*** INPUT RECORDS ***
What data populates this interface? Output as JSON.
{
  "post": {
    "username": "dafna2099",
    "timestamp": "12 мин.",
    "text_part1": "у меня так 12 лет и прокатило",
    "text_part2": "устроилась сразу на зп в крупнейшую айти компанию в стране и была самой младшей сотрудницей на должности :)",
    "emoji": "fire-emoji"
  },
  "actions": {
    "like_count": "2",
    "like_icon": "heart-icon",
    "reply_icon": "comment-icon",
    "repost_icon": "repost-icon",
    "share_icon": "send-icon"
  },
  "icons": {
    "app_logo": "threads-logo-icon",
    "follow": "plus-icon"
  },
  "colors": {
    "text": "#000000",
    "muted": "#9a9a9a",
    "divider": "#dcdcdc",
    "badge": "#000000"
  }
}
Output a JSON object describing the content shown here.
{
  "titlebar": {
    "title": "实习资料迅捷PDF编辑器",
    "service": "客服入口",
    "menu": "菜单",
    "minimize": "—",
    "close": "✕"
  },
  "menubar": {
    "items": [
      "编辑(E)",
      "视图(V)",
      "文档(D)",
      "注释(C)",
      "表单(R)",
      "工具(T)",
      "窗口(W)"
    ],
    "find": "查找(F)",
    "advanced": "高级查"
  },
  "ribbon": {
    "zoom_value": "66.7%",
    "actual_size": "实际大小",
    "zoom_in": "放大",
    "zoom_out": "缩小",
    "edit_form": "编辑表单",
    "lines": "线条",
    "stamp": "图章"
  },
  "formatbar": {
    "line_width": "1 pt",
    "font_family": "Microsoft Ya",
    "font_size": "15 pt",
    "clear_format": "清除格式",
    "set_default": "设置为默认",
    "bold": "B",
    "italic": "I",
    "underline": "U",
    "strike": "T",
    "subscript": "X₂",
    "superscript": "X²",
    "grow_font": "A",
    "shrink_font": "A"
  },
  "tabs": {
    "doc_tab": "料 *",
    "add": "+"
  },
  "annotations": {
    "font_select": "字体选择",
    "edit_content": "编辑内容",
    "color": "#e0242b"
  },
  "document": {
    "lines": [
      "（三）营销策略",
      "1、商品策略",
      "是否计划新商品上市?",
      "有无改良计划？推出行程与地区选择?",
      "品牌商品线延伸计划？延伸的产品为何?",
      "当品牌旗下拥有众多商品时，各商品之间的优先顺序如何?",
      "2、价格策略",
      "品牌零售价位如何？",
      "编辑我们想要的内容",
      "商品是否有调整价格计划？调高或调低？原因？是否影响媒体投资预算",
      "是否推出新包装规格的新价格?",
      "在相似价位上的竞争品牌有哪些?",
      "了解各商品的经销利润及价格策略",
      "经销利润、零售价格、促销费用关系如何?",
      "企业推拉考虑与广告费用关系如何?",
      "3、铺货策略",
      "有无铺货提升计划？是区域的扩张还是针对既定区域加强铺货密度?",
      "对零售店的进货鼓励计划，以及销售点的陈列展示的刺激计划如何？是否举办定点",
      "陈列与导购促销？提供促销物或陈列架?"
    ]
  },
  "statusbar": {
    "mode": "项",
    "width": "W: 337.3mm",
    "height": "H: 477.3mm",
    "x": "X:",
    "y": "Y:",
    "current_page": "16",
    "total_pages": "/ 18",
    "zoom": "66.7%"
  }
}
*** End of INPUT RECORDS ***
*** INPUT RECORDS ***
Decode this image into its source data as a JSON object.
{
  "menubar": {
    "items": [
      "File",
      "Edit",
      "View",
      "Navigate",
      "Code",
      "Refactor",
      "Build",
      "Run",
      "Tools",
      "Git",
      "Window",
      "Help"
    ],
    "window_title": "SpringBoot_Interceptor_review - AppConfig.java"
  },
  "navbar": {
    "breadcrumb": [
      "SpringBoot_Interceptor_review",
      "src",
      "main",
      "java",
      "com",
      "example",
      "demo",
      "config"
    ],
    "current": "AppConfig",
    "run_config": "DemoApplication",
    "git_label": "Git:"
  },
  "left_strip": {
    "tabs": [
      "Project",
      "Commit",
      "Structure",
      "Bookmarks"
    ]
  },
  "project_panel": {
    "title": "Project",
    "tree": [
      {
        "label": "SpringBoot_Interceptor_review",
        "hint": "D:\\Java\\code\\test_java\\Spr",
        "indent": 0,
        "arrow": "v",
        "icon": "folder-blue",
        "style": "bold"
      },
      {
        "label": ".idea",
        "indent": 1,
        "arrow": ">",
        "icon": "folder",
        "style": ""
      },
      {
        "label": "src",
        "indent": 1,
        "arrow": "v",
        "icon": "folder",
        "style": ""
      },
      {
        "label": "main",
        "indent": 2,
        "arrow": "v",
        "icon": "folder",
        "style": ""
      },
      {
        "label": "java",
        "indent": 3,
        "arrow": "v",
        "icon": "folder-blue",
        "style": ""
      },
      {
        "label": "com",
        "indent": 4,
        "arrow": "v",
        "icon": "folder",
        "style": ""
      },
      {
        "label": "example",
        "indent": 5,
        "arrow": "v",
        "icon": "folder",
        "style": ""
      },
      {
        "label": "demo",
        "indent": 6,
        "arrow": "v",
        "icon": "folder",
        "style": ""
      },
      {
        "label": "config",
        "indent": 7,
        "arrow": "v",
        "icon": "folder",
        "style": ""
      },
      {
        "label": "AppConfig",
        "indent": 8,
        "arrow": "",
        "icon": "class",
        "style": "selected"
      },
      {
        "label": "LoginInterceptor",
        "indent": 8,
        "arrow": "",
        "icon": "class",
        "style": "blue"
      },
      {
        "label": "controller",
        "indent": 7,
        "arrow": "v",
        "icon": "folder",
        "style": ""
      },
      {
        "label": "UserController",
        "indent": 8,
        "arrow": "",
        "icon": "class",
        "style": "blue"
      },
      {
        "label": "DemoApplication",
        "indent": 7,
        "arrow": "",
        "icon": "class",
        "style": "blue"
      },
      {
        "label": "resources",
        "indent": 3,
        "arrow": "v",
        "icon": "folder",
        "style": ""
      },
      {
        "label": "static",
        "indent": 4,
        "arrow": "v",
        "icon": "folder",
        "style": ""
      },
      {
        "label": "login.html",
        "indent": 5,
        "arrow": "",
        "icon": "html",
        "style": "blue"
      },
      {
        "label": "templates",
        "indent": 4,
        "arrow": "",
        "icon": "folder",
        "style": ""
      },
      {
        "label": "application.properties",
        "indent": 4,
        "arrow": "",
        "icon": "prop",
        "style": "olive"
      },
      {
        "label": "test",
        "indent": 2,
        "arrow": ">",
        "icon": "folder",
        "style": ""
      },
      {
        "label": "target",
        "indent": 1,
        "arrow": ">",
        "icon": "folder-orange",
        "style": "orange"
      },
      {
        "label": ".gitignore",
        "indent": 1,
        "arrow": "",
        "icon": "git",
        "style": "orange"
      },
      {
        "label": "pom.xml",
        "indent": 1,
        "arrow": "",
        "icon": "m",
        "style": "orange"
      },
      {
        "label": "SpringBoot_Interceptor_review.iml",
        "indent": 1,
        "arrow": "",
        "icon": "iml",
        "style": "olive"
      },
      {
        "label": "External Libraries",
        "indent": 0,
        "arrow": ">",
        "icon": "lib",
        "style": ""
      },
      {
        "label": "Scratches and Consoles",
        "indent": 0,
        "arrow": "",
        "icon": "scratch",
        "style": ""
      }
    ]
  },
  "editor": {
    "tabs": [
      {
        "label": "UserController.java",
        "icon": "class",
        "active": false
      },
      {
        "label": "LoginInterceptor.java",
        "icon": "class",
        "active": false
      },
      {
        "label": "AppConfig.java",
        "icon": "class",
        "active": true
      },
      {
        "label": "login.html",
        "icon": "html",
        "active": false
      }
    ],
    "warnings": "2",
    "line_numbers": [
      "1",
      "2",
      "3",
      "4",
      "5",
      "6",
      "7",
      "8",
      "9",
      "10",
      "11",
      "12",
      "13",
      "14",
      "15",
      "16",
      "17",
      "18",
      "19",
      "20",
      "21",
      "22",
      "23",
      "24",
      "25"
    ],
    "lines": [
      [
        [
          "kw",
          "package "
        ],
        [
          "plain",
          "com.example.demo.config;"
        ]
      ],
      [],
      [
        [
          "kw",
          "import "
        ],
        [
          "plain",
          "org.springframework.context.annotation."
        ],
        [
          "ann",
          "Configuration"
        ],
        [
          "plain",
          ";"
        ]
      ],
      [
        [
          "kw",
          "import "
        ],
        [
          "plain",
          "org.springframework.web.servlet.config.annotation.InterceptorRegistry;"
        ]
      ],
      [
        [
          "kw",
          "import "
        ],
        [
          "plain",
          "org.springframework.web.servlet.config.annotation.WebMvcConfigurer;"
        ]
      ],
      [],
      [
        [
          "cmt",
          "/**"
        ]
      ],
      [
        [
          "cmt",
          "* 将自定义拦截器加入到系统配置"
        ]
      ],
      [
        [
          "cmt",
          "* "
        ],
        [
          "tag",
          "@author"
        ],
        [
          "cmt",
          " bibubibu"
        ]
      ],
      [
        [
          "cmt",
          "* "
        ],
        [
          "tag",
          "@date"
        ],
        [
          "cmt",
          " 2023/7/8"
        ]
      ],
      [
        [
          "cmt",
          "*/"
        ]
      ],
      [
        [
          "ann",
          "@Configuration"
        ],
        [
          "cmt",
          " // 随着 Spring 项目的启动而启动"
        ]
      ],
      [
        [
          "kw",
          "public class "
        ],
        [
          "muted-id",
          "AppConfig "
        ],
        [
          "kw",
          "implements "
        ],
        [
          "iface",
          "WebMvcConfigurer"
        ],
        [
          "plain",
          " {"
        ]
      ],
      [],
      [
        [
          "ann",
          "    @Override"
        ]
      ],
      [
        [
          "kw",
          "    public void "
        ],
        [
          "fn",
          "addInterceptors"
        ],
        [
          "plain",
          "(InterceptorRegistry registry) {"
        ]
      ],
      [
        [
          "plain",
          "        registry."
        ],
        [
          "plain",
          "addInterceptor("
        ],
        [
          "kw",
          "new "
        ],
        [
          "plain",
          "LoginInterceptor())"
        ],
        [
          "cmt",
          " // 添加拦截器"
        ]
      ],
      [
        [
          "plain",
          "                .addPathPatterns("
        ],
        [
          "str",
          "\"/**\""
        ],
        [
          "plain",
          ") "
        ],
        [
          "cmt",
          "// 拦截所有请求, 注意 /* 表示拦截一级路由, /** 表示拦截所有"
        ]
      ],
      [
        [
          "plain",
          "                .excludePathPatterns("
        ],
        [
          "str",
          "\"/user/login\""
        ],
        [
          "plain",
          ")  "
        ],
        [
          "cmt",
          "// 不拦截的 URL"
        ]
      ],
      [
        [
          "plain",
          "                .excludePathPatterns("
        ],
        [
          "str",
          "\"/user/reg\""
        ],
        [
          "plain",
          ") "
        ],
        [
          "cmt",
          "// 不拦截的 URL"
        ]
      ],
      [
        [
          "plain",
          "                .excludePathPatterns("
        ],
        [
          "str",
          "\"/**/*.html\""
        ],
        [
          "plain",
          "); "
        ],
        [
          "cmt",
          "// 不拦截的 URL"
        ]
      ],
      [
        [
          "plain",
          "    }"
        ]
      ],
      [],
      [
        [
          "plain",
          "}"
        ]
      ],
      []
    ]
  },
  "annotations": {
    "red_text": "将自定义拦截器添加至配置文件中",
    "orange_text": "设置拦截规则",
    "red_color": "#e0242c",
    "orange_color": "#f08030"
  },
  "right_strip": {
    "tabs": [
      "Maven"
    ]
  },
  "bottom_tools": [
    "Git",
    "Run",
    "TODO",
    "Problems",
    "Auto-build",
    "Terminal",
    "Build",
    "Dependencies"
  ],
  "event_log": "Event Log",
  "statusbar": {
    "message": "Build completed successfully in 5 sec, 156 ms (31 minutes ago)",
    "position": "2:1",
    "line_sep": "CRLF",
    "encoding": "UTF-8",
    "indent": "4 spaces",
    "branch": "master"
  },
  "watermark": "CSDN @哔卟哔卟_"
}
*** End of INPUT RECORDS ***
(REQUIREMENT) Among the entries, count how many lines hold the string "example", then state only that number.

(RESPONSE FOR THIS EXERCISE) 3